◆ Task ◆
All of the data must be returned word for word.

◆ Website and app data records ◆
Start of Block

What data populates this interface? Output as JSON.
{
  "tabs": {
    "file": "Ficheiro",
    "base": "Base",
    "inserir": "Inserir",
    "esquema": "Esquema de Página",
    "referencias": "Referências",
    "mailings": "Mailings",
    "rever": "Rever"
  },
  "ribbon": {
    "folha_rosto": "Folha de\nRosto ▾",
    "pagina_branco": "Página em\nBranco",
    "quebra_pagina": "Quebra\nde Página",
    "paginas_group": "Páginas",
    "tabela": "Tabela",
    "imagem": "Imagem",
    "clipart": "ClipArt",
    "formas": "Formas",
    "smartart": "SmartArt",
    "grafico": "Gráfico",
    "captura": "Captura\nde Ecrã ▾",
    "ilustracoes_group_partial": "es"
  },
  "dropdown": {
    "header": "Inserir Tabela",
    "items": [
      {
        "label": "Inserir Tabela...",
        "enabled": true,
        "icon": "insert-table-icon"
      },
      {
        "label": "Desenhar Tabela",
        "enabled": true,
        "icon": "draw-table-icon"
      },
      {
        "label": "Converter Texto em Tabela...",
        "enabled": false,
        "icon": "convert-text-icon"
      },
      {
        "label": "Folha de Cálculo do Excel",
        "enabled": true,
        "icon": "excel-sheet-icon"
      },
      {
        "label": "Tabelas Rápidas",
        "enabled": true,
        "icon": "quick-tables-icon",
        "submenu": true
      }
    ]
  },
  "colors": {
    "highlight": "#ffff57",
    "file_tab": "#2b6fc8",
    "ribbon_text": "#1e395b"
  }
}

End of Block

◆ Reply to the exercise ◆
What data populates this interface? Output as JSON.
{
  "tabs": {
    "file": "Ficheiro",
    "base": "Base",
    "inserir": "Inserir",
    "esquema": "Esquema de Página",
    "referencias": "Referências",
    "mailings": "Mailings",
    "rever": "Rever"
  },
  "ribbon": {
    "folha_rosto": "Folha de\nRosto ▾",
    "pagina_branco": "Página em\nBranco",
    "quebra_pagina": "Quebra\nde Página",
    "paginas_group": "Páginas",
    "tabela": "Tabela",
    "imagem": "Imagem",
    "clipart": "ClipArt",
    "formas": "Formas",
    "smartart": "SmartArt",
    "grafico": "Gráfico",
    "captura": "Captura\nde Ecrã ▾",
    "ilustracoes_group_partial": "es"
  },
  "dropdown": {
    "header": "Inserir Tabela",
    "items": [
      {
        "label": "Inserir Tabela...",
        "enabled": true,
        "icon": "insert-table-icon"
      },
      {
        "label": "Desenhar Tabela",
        "enabled": true,
        "icon": "draw-table-icon"
      },
      {
        "label": "Converter Texto em Tabela...",
        "enabled": false,
        "icon": "convert-text-icon"
      },
      {
        "label": "Folha de Cálculo do Excel",
        "enabled": true,
        "icon": "excel-sheet-icon"
      },
      {
        "label": "Tabelas Rápidas",
        "enabled": true,
        "icon": "quick-tables-icon",
        "submenu": true
      }
    ]
  },
  "colors": {
    "highlight": "#ffff57",
    "file_tab": "#2b6fc8",
    "ribbon_text": "#1e395b"
  }
}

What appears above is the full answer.